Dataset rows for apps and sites
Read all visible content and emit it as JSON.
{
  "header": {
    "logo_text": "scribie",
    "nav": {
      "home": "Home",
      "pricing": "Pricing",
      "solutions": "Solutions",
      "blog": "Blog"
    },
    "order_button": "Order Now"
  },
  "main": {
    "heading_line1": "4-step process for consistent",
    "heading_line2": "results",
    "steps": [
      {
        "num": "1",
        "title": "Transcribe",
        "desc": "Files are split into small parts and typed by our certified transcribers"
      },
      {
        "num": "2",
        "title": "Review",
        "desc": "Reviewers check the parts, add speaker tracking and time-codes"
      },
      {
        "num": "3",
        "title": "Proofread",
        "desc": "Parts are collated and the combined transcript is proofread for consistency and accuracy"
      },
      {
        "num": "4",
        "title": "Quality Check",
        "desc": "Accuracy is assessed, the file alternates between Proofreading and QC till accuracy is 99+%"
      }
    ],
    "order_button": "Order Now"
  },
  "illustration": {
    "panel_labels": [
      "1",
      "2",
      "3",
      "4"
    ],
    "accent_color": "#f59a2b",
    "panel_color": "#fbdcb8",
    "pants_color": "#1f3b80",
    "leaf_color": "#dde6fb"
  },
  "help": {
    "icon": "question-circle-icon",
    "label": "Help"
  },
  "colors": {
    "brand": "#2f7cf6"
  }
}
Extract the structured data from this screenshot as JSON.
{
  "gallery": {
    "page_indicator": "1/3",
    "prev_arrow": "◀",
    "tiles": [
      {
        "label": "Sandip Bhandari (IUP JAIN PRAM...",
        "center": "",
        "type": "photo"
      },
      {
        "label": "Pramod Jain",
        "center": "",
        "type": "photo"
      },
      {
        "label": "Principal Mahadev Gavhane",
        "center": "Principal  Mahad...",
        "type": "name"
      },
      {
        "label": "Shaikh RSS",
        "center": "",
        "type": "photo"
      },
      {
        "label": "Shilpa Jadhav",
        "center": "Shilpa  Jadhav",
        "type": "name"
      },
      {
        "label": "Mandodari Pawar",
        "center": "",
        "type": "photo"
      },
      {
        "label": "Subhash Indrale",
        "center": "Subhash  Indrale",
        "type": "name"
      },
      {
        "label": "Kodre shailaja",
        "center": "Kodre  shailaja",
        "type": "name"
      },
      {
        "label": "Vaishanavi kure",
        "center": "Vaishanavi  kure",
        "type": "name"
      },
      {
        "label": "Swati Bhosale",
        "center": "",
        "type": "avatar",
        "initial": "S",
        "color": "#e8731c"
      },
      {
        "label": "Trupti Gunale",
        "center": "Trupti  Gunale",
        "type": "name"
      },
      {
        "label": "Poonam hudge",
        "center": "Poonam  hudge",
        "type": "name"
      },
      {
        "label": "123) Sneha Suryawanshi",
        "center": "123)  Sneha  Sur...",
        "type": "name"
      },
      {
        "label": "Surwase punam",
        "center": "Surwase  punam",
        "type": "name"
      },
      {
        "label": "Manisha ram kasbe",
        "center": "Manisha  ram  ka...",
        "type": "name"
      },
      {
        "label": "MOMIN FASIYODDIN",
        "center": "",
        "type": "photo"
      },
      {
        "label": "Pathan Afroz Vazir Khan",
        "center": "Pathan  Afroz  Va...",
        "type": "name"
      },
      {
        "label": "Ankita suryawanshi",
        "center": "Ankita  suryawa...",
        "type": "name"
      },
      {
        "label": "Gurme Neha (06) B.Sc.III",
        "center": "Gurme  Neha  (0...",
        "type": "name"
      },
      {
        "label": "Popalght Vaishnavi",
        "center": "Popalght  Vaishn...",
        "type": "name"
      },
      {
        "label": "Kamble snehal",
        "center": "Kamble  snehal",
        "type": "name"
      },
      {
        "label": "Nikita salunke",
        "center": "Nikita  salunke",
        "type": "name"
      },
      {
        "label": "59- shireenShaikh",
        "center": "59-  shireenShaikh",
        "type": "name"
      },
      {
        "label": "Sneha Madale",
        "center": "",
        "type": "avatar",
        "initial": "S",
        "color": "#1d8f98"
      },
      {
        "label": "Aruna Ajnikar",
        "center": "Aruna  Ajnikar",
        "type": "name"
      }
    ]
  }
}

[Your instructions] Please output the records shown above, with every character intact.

[Written answer]
Read all visible content and emit it as JSON.
{
  "header": {
    "logo_text": "scribie",
    "nav": {
      "home": "Home",
      "pricing": "Pricing",
      "solutions": "Solutions",
      "blog": "Blog"
    },
    "order_button": "Order Now"
  },
  "main": {
    "heading_line1": "4-step process for consistent",
    "heading_line2": "results",
    "steps": [
      {
        "num": "1",
        "title": "Transcribe",
        "desc": "Files are split into small parts and typed by our certified transcribers"
      },
      {
        "num": "2",
        "title": "Review",
        "desc": "Reviewers check the parts, add speaker tracking and time-codes"
      },
      {
        "num": "3",
        "title": "Proofread",
        "desc": "Parts are collated and the combined transcript is proofread for consistency and accuracy"
      },
      {
        "num": "4",
        "title": "Quality Check",
        "desc": "Accuracy is assessed, the file alternates between Proofreading and QC till accuracy is 99+%"
      }
    ],
    "order_button": "Order Now"
  },
  "illustration": {
    "panel_labels": [
      "1",
      "2",
      "3",
      "4"
    ],
    "accent_color": "#f59a2b",
    "panel_color": "#fbdcb8",
    "pants_color": "#1f3b80",
    "leaf_color": "#dde6fb"
  },
  "help": {
    "icon": "question-circle-icon",
    "label": "Help"
  },
  "colors": {
    "brand": "#2f7cf6"
  }
}
Extract the structured data from this screenshot as JSON.
{
  "gallery": {
    "page_indicator": "1/3",
    "prev_arrow": "◀",
    "tiles": [
      {
        "label": "Sandip Bhandari (IUP JAIN PRAM...",
        "center": "",
        "type": "photo"
      },
      {
        "label": "Pramod Jain",
        "center": "",
        "type": "photo"
      },
      {
        "label": "Principal Mahadev Gavhane",
        "center": "Principal  Mahad...",
        "type": "name"
      },
      {
        "label": "Shaikh RSS",
        "center": "",
        "type": "photo"
      },
      {
        "label": "Shilpa Jadhav",
        "center": "Shilpa  Jadhav",
        "type": "name"
      },
      {
        "label": "Mandodari Pawar",
        "center": "",
        "type": "photo"
      },
      {
        "label": "Subhash Indrale",
        "center": "Subhash  Indrale",
        "type": "name"
      },
      {
        "label": "Kodre shailaja",
        "center": "Kodre  shailaja",
        "type": "name"
      },
      {
        "label": "Vaishanavi kure",
        "center": "Vaishanavi  kure",
        "type": "name"
      },
      {
        "label": "Swati Bhosale",
        "center": "",
        "type": "avatar",
        "initial": "S",
        "color": "#e8731c"
      },
      {
        "label": "Trupti Gunale",
        "center": "Trupti  Gunale",
        "type": "name"
      },
      {
        "label": "Poonam hudge",
        "center": "Poonam  hudge",
        "type": "name"
      },
      {
        "label": "123) Sneha Suryawanshi",
        "center": "123)  Sneha  Sur...",
        "type": "name"
      },
      {
        "label": "Surwase punam",
        "center": "Surwase  punam",
        "type": "name"
      },
      {
        "label": "Manisha ram kasbe",
        "center": "Manisha  ram  ka...",
        "type": "name"
      },
      {
        "label": "MOMIN FASIYODDIN",
        "center": "",
        "type": "photo"
      },
      {
        "label": "Pathan Afroz Vazir Khan",
        "center": "Pathan  Afroz  Va...",
        "type": "name"
      },
      {
        "label": "Ankita suryawanshi",
        "center": "Ankita  suryawa...",
        "type": "name"
      },
      {
        "label": "Gurme Neha (06) B.Sc.III",
        "center": "Gurme  Neha  (0...",
        "type": "name"
      },
      {
        "label": "Popalght Vaishnavi",
        "center": "Popalght  Vaishn...",
        "type": "name"
      },
      {
        "label": "Kamble snehal",
        "center": "Kamble  snehal",
        "type": "name"
      },
      {
        "label": "Nikita salunke",
        "center": "Nikita  salunke",
        "type": "name"
      },
      {
        "label": "59- shireenShaikh",
        "center": "59-  shireenShaikh",
        "type": "name"
      },
      {
        "label": "Sneha Madale",
        "center": "",
        "type": "avatar",
        "initial": "S",
        "color": "#1d8f98"
      },
      {
        "label": "Aruna Ajnikar",
        "center": "Aruna  Ajnikar",
        "type": "name"
      }
    ]
  }
}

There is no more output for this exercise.